Akamai and Divided Infringement of Method Claims

In August of 2015, the federal circuit met en banc in Akamai v. Limelight to settle a long-standing issue: When multiple parties perform all the steps to a patented method, but no one party performs every step, when is the patent infringed, and by whom? The decision they handed down set a new standard for divided infringement defenses. Like any legal standard, the details would need to be fleshed out by subsequent litigation.. Read More

Why Tesla Should Consider Amending its Patent Pledge

Over two years ago, Tesla’s CEO Elon Musk announced that the company would not initiate any patent lawsuits against anyone who was using Tesla’s technology in good faith. This pledge has raised many questions as to the motivation behind Musk’s statement and its legal nature, while also stirring our beliefs about innovation and patents in general. Although the answers to these questions are far from clear, wherever one stands on these issues, perhaps.. Read More

Climbing Out of the Rabbit Hole – Post-Alice Decisions on Patentability of Software Inventions

  In early 2016, Google DeepMind unveiled the AlphaGo project, a gaming algorithm based on machine learning and dedicated to the last remaining game where humans held superior against computers—Go, the ancient Chinese board game. The AlphaGo algorithm was “fed” a database of over 30 million moves, and was subject to reinforcement learning. This allowed the algorithm to optimize the search space of actions, reducing the required calculations to optimize AlphaGo’s next move… Read More

How Will The Supreme Court Decide Samsung v. Apple?

On October 11, 2016, the Supreme Court heard oral arguments in Samsung Electronics Co. v. Apple Inc. on the issue of whether damages resulting from the infringement of a design patent that is “applied only to a component of a product” should be limited to the profits that can be attributed to the component, as opposed to profits from the entire product. The three design patents at issue in this case protect the.. Read More
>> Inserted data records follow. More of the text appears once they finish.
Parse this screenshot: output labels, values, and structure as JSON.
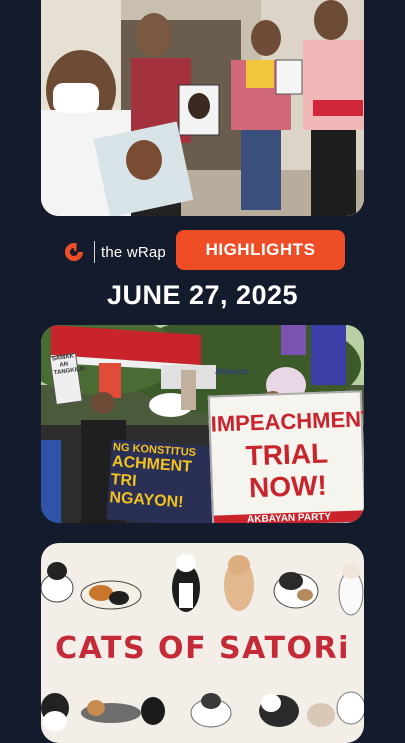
{
  "brand": {
    "wordmark": "the wRap"
  },
  "highlights_label": "HIGHLIGHTS",
  "date": "JUNE 27, 2025",
  "card2": {
    "sign_line1": "IMPEACHMENT",
    "sign_line2": "TRIAL NOW!",
    "banner_lines": [
      "NG KONSTITUS",
      "ACHMENT TRI",
      "NGAYON!"
    ],
    "small_sign": "SAMAK AN TANGKILIK",
    "akbayan": "Akbayan",
    "akbayan_banner": "AKBAYAN PARTY"
  },
  "card3": {
    "title": "CATS OF SATORi"
  },
  "colors": {
    "background": "#131b2c",
    "accent": "#ef4d25",
    "cats_title": "#c42a37",
    "sign_text": "#c9232b"
  },
  "icons": [
    "rappler-logo-icon"
  ]
}
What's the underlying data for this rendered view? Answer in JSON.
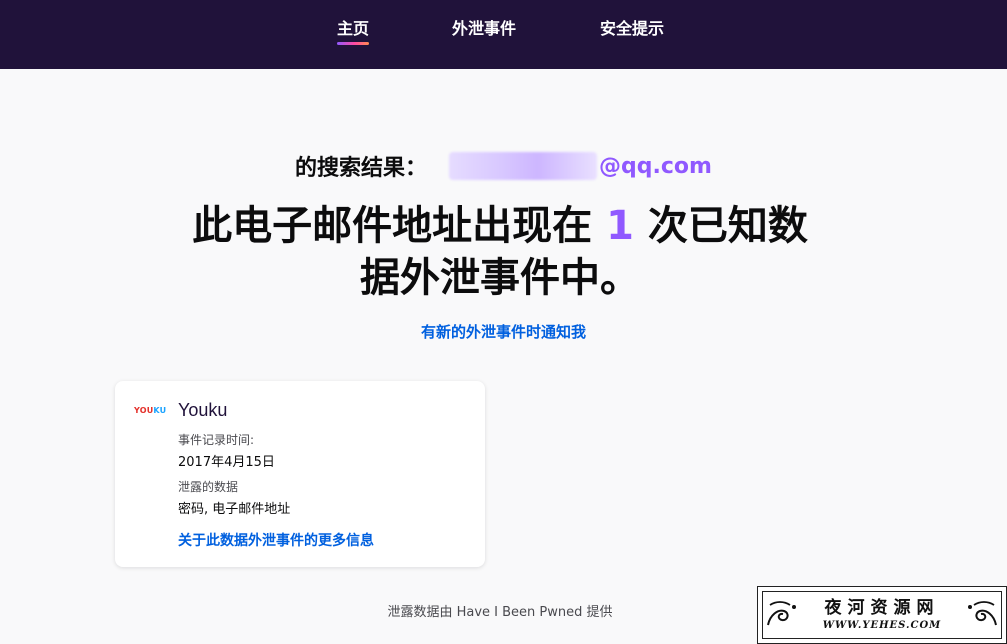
{
  "nav": {
    "items": [
      {
        "label": "主页",
        "active": true
      },
      {
        "label": "外泄事件",
        "active": false
      },
      {
        "label": "安全提示",
        "active": false
      }
    ]
  },
  "search": {
    "prefix": "的搜索结果：",
    "email_visible": "@qq.com"
  },
  "headline": {
    "before": "此电子邮件地址出现在 ",
    "count": "1",
    "after": " 次已知数据外泄事件中。"
  },
  "notify_link": "有新的外泄事件时通知我",
  "breach": {
    "logo_you": "YOU",
    "logo_ku": "KU",
    "name": "Youku",
    "added_label": "事件记录时间:",
    "added_value": "2017年4月15日",
    "data_label": "泄露的数据",
    "data_value": "密码, 电子邮件地址",
    "more_link": "关于此数据外泄事件的更多信息"
  },
  "footer": "泄露数据由 Have I Been Pwned 提供",
  "watermark": {
    "title": "夜河资源网",
    "url": "WWW.YEHES.COM"
  },
  "colors": {
    "nav_bg": "#20123a",
    "accent_purple": "#9059ff",
    "link_blue": "#0060df",
    "page_bg": "#f9f9fa"
  }
}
Do Patents Make Inventors Legally Responsible?

In 2013, a child was paralyzed after a distracted driver in a Dodge Ram truck collided into a sports utility vehicle. The driver and a passenger of the struck vehicle were also killed. What caused the distraction? A message on the driver’s iPhone. The victims’ families filed a product liability claim against Apple. In an article in the New York Times, Matt Richtel presented the question, “Does Apple — or any cellphone maker.. Read More

CRISPR: The Final Interference
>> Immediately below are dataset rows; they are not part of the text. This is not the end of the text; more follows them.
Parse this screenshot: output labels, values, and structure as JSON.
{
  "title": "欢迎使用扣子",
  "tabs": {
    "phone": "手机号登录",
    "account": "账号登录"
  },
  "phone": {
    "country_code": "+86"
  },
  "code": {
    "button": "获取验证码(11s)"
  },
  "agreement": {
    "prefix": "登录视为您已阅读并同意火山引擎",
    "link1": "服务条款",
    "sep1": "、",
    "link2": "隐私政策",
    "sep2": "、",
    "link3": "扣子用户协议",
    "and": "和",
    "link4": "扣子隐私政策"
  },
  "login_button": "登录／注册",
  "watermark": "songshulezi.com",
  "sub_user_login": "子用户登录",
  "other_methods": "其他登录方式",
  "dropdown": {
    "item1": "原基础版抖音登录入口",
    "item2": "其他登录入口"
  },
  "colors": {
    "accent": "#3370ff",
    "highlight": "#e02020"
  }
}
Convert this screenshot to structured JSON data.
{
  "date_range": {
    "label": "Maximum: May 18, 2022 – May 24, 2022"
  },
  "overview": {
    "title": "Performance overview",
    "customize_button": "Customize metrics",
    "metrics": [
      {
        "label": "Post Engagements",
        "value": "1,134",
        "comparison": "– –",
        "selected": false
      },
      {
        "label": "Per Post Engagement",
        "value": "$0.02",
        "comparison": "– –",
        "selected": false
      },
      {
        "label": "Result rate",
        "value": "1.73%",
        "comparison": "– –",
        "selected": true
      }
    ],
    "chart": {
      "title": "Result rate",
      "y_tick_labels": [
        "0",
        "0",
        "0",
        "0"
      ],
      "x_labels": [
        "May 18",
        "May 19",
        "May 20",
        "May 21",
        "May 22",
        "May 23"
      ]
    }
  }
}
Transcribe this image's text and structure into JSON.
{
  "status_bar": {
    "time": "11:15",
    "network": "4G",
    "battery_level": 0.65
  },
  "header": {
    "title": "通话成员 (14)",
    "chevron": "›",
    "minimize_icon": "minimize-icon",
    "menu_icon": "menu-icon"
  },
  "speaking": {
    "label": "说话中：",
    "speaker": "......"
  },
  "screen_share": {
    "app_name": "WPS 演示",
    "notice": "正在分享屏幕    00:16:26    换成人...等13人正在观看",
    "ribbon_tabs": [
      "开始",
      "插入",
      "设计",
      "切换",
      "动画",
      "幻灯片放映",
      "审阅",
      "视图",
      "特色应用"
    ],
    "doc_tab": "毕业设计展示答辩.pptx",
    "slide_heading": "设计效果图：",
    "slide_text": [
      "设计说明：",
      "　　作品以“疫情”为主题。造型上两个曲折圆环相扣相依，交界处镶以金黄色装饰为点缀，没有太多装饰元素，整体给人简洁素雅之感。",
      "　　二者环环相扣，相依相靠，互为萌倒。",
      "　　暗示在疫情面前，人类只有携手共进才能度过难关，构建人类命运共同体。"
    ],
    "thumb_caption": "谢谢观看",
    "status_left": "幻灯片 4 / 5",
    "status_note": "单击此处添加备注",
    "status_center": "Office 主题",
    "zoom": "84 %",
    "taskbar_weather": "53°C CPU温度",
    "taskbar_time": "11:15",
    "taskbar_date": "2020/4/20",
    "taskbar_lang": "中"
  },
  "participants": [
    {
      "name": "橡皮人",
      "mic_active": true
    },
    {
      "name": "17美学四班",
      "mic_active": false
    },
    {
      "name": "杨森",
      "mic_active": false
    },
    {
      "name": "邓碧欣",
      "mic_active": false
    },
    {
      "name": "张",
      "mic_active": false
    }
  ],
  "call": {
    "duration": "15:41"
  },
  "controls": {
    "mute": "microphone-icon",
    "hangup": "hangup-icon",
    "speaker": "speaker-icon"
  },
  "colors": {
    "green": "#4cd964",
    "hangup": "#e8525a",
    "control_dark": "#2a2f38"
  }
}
Background CRISPR (“Clustered regularly interspaced shorty palindromic repeats”), also known as CRISPR-Cas9, is a recent advancement in biotechnology that allows for genetic manipulation. This monumental discovery is currently at the center of a heated patent interference proceeding that started earlier this year. CRISPR naturally occurs in some bacteria, providing them with a means to defend against viruses. There are two main components involved in this system: Cas9 enzyme and a small RNA molecule… Read More

A Troll’s Refuge
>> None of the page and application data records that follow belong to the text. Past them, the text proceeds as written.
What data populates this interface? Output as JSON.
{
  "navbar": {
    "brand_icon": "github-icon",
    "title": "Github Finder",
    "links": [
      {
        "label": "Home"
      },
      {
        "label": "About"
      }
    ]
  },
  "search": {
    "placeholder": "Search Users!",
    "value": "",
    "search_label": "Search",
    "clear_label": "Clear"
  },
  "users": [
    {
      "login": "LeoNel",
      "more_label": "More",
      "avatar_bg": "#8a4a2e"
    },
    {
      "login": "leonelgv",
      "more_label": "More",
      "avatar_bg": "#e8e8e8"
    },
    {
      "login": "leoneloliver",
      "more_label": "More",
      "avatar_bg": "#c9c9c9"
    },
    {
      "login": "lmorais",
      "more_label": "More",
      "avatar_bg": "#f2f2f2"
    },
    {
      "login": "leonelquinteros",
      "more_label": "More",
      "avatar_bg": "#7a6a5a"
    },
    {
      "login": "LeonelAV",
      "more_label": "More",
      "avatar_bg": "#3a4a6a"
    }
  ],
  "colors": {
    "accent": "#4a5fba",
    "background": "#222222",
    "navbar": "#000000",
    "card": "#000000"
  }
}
Everyone is familiar with the phenomenon that is trolling and the ubiquitous troll face. Equally as familiar in the public conscious is the concept of the “patent troll,” a term that has been affirmed by the late, great Justice Scalia in Commil USA, LLC v. Cisco. The term has even been brought to the masses through the venerable learning mechanism of comedy via John Oliver. In a nutshell, patent trolls first obtain rights.. Read More

Rethinking Enhanced Damages: Stryker Oral Arguments

Last week the Supreme Court heard argument in Stryker Corp., et al. v. Zimmer, Inc., et al., docket no. 14-1520, which was the first time this term that the Court has considered a patent matter. Stryker, the petitioner and patent holder, invited the Court to overturn the Federal Circuit’s test for enhanced damages, which requires a showing of objectively reckless and willful infringement. Many patent holders would prefer that the Court side with.. Read More

After More Than 15 Years, the Federal Circuit Clarifies the “Actual Notice” Requirement for Post-publication, Pre-issuance Patent Infringement

The American Inventor’s Protection Act (AIPA) was passed in 1999 and added § 154(d) to title  35 of the United States Code, which provides a remedy for patent applicants for post-publication, pre-issuance patent infringement. Section 154(d) provides a right to obtain a reasonable royalty from the date of publication of the application to the date the patent is issued if the patent infringer had “actual notice of the published patent application” and “the invention as claimed in the.. Read More

The IP Implications of Video Game Mods

The size of the video game industry has expanded greatly from the early 2000s to the present. There are more games being released and sold today than ever before. However, not every video game is perfect for every person who buys it. Some games may have a bad story, have terrible visuals, or just be riddled with bugs. Even some of the critically-acclaimed games are not immune from this phenomenon. For many gamers,.. Read More